Ear mites are pin-head-sized parasites that most commonly affect puppies and kittens. During the first two months after birth, it’s difficult to spot these mites. However, by the third or fourth month, the inside of the ear will appear to be sprinkled with coffee grounds. The itchy stage will follow.
What is the Remedy for Ear Mites? – Traditional treatments involve putting medication in your pet’s ears daily for ten to thirty days depending on the product. A vet technician can demonstrate how to massage the medication down into the ear canal where the infection actually is. Missing a dose or two may result in your pet still having mites after you are “done” with the treatment. There are now newer medications that can kill ear mites with a single dose – ask your vet about these.
Dogs with floppy ears are prone to ear infections. Those adorable floppy ears provide poor air circulation within the ear canals causing humidity to build up and creating the perfect condition for infections to develop. Many floppy-eared dogs have hair growing within their ear canals which adds to the problem. Living in a humid climate and wet ears after swimming are two other risk factors.
How Can I Keep my Dog’s Ears Infection Free? – Use a liquid ear-cleaning antifungal/antibacterial product. Several drops massaged deep into the ear canals on a weekly basis or after swimming can help keep ears infection-free. If your dog has persistent infection flare-ups, your vet will prescribe an appropriate medication. One of the dangers of not vigorously treating flare-ups is the development of ear hematomas.
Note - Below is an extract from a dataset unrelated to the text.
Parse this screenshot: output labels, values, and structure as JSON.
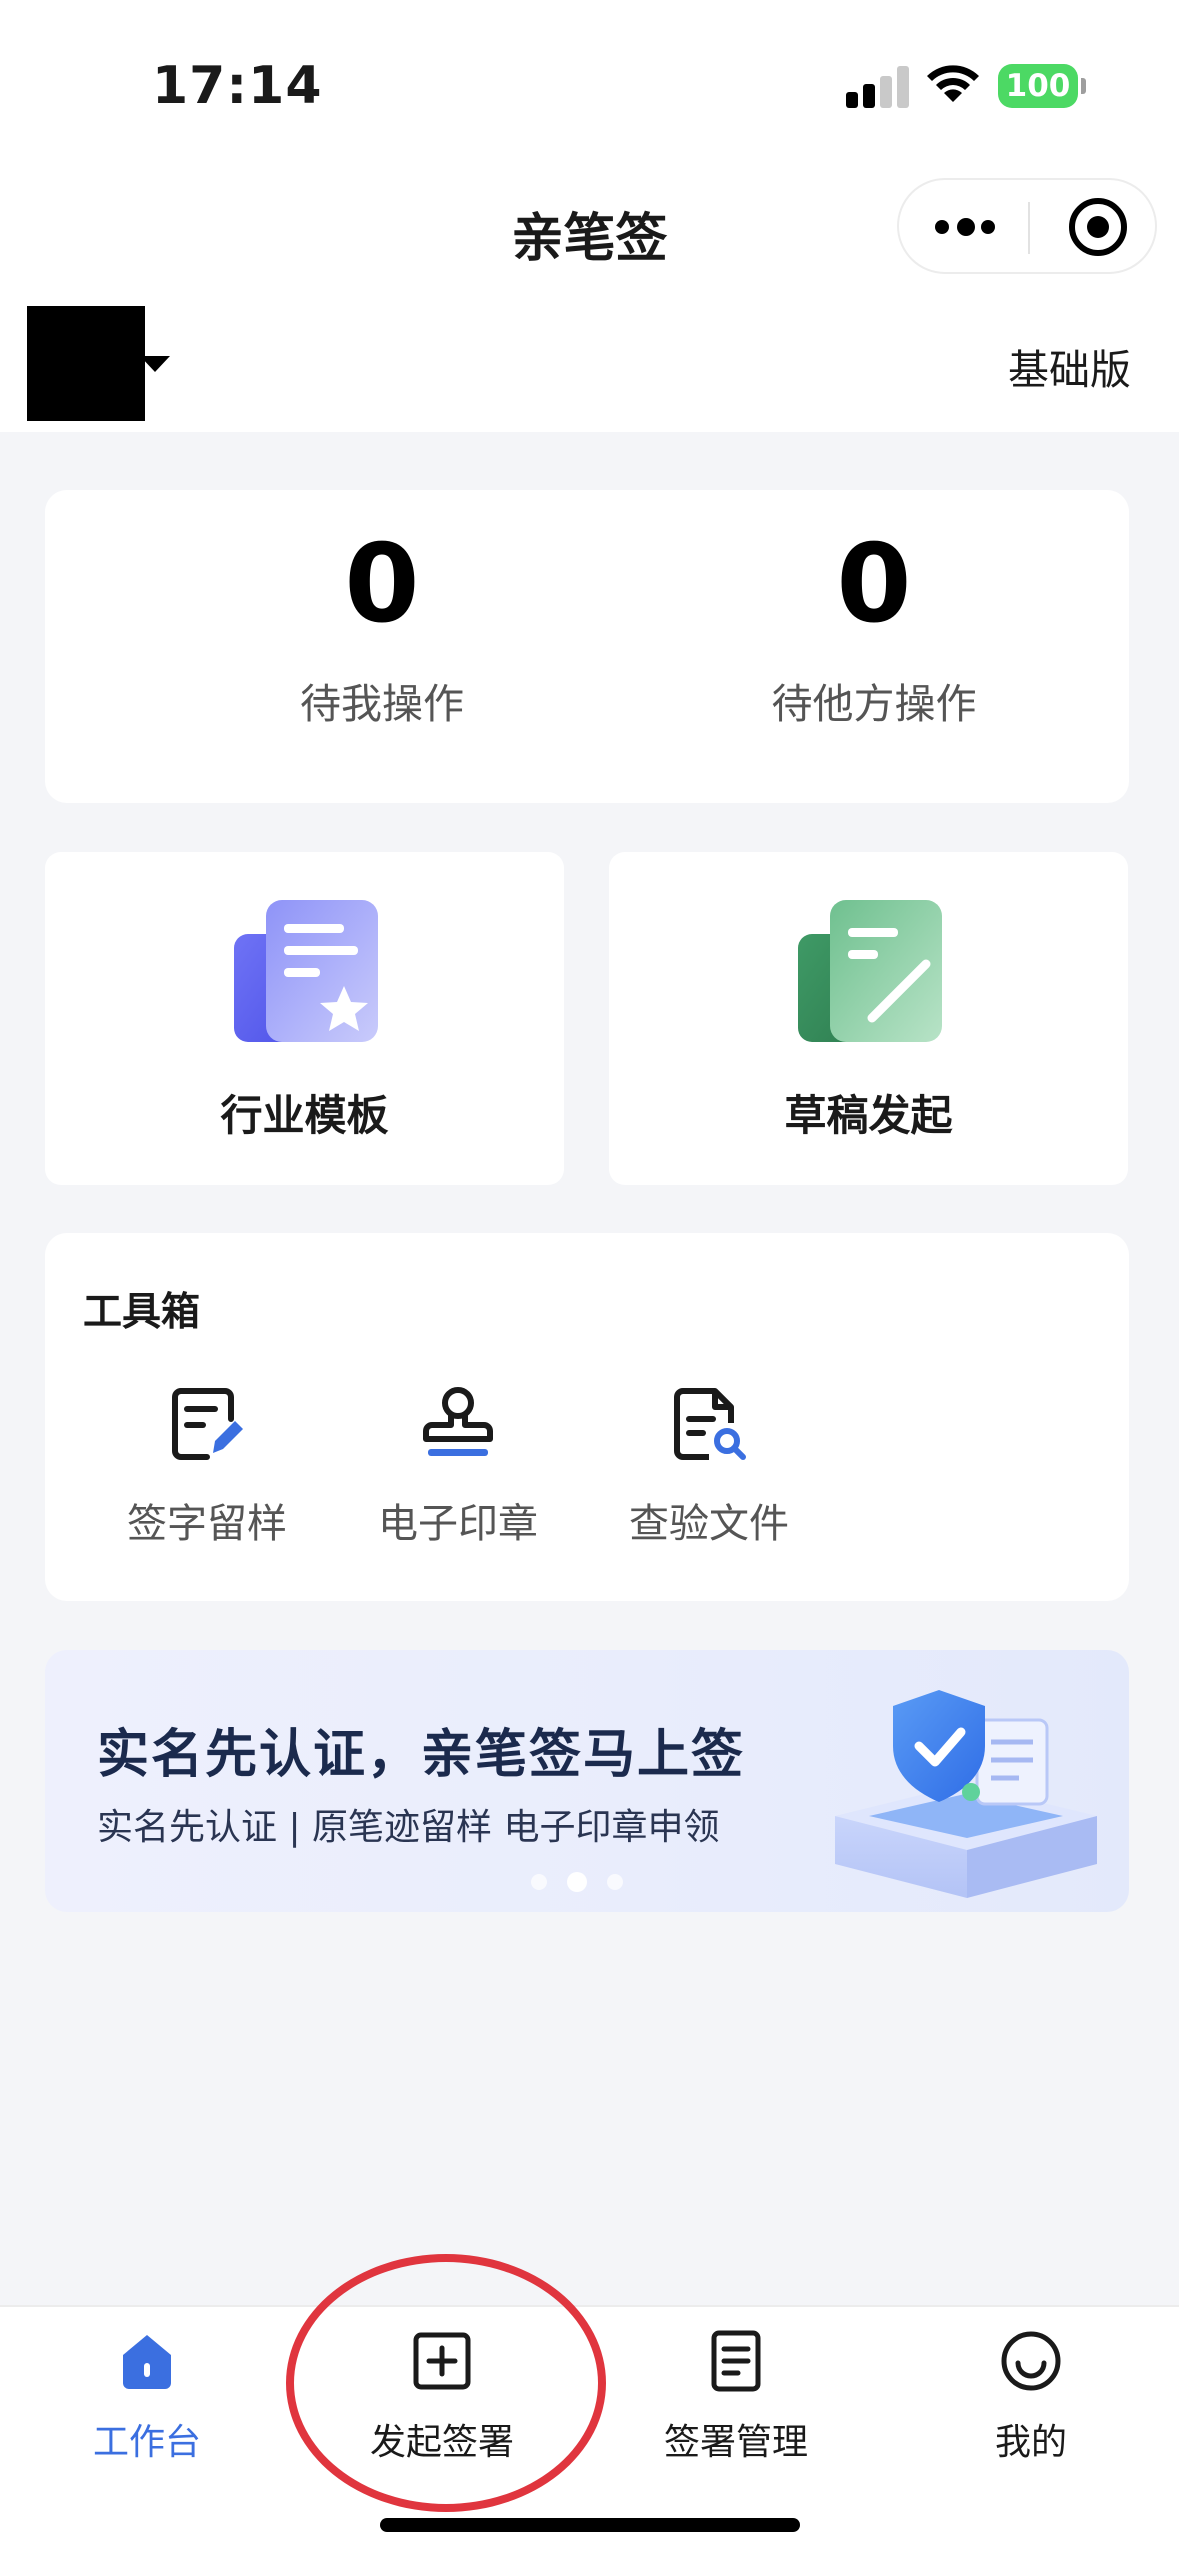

Ear problems often affect pets with allergies because the ears itch along with the skin. The ears itch, the pet scratches, and infection sets in. Pinpointing what a pet is allergic to is a job for your vet.
Effective treatments are dependent upon what the allergen is and may include strict flea control, dietary management, or keeping the pet away from damp moldy areas. In hard-to-cure cases, periodic applications of ear medications may be necessary.
If you suspect that your dog or cat as an ear infection take him to your regular vet. If, however, you have a dog or cat that unfortunately ends up in some kind of emergency situation and you live in the Columbia South Carolina area, don’t hesitate to bring them to CVETS for state-of-the-art emergency treatment.